| Page and application data records |
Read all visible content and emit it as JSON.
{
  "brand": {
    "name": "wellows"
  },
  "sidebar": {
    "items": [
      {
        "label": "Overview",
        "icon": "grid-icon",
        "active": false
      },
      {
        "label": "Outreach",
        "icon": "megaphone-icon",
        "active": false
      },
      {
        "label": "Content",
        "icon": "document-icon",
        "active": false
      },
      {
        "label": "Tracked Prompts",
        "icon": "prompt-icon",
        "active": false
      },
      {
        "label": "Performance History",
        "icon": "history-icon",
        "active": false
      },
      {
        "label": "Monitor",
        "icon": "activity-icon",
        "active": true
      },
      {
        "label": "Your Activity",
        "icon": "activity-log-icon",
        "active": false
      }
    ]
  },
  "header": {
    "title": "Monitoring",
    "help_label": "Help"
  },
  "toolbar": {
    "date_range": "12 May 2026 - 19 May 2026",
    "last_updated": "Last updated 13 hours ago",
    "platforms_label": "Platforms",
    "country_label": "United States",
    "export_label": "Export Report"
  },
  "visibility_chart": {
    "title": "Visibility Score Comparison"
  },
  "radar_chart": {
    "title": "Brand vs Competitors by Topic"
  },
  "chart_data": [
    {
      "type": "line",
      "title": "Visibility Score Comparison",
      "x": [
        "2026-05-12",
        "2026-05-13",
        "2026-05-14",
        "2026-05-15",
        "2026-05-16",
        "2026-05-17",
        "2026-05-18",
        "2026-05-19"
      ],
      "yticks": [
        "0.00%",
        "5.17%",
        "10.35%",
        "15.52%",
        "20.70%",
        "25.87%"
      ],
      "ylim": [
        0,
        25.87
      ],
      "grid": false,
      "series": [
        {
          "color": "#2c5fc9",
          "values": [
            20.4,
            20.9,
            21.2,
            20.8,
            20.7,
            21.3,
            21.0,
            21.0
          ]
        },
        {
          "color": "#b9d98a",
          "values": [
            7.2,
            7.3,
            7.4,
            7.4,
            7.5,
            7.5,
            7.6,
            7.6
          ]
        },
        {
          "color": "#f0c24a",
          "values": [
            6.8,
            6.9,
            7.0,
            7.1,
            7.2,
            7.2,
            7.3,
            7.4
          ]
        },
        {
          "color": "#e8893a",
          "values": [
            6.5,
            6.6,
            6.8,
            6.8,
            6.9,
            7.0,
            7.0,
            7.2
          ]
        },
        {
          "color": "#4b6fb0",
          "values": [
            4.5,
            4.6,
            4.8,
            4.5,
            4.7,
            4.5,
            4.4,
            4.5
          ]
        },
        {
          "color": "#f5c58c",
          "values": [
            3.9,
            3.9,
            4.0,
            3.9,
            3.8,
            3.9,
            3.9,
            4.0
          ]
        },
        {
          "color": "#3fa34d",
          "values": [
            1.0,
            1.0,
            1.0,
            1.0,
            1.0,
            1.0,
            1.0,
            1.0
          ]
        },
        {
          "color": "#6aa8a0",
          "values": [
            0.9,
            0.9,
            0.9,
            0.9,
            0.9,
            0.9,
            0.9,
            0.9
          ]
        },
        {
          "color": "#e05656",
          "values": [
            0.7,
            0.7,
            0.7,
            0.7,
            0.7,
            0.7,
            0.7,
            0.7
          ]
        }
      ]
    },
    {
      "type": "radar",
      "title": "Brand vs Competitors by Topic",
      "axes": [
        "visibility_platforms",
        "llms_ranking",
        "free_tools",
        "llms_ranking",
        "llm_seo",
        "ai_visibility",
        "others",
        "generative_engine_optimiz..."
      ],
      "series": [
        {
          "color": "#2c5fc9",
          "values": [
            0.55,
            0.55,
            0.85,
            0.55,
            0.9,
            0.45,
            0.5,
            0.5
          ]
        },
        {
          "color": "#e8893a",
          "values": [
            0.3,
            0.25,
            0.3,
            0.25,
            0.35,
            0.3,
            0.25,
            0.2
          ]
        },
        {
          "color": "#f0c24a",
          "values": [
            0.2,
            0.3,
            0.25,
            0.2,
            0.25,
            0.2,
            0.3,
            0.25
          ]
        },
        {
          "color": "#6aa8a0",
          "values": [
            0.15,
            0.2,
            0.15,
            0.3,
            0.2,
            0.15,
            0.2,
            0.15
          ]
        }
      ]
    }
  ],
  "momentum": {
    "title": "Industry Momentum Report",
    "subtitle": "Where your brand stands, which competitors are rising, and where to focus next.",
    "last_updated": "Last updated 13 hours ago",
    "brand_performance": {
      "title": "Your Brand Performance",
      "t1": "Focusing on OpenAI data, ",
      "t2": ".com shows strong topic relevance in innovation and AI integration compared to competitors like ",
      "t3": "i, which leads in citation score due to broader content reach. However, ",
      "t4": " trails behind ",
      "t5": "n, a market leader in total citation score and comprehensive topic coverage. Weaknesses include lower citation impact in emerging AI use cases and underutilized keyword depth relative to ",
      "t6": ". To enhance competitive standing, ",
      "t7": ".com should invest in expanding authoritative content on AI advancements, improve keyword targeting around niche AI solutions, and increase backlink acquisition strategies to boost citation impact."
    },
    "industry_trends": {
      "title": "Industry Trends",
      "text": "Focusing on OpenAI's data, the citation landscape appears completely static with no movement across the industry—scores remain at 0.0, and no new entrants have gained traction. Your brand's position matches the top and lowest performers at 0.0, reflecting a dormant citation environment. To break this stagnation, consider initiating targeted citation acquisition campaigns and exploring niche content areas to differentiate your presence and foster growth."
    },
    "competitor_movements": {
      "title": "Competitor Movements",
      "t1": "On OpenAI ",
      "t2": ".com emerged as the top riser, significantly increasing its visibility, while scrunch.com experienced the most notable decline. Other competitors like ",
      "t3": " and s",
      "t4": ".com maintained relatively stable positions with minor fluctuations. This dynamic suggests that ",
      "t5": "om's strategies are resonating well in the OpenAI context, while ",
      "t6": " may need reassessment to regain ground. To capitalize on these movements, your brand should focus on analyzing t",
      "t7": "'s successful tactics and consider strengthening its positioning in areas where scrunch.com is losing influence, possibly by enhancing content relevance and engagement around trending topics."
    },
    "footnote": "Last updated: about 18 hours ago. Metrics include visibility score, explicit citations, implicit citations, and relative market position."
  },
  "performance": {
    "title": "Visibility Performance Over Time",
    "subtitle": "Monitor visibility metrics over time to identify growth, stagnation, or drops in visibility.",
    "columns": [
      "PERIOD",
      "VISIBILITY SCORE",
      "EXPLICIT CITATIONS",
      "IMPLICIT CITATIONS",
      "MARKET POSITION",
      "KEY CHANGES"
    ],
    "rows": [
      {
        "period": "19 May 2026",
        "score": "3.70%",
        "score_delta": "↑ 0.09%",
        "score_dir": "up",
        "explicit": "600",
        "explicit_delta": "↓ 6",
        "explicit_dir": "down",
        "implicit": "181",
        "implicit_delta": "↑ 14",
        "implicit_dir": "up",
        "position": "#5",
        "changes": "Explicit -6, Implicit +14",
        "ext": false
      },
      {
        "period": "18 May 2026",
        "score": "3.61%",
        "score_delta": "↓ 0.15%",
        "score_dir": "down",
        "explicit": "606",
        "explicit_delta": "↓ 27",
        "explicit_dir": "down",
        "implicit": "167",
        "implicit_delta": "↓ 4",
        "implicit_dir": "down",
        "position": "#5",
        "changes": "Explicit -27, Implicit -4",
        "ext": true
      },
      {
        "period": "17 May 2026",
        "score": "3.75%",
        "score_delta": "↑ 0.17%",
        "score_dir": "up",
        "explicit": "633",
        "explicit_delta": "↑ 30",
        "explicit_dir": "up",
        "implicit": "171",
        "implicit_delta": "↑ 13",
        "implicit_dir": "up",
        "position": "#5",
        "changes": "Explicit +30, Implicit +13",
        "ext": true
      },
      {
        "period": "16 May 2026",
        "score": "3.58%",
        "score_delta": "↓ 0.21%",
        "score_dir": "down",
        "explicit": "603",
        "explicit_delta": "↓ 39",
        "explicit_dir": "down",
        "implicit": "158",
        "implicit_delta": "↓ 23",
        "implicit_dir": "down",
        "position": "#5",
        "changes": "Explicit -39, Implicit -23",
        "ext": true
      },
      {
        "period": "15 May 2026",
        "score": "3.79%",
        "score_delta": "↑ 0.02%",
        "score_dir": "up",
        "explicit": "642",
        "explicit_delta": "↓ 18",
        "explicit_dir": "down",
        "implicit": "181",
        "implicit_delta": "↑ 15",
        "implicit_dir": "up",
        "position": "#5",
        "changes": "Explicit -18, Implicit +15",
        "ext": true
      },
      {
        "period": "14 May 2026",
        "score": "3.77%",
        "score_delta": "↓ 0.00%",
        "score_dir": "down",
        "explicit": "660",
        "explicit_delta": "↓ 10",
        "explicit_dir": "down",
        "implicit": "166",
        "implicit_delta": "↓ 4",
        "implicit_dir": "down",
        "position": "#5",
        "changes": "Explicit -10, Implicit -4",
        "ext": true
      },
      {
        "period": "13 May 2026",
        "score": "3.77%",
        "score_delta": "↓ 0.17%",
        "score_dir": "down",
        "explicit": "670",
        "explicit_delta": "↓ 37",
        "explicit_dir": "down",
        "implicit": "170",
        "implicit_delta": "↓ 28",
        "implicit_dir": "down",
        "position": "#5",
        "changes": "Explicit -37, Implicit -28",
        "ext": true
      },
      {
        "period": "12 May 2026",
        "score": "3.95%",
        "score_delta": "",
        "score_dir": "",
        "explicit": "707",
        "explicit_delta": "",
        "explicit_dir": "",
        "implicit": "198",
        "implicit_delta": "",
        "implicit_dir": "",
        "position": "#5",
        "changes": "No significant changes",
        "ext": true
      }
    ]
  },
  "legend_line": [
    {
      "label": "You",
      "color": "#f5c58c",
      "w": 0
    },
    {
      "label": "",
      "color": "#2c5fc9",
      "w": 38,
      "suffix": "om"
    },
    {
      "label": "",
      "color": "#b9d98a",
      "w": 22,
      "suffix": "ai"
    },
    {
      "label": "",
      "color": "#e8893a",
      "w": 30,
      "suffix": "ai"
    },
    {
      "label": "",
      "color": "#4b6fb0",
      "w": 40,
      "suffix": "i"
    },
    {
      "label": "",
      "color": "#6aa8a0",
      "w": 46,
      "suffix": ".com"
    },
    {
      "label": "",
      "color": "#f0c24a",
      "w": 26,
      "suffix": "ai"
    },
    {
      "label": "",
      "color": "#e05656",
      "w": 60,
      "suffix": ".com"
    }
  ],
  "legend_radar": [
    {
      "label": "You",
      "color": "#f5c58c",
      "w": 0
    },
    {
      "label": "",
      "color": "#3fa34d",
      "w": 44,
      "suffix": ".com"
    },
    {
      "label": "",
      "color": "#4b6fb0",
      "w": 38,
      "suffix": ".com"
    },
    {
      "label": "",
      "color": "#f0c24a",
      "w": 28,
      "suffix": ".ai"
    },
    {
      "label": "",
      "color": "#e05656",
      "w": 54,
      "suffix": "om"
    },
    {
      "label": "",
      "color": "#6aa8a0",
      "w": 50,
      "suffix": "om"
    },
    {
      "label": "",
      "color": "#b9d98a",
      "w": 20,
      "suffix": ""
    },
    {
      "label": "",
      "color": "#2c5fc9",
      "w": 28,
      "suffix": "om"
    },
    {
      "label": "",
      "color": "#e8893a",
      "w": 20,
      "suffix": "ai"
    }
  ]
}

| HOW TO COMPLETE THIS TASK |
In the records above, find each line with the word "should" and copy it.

| REPLY |
      "t7": ".com should invest in expanding authoritative content on AI advancements, improve keyword targeting around niche AI solutions, and increase backlink acquisition strategies to boost citation impact."
      "t6": " may need reassessment to regain ground. To capitalize on these movements, your brand should focus on analyzing t",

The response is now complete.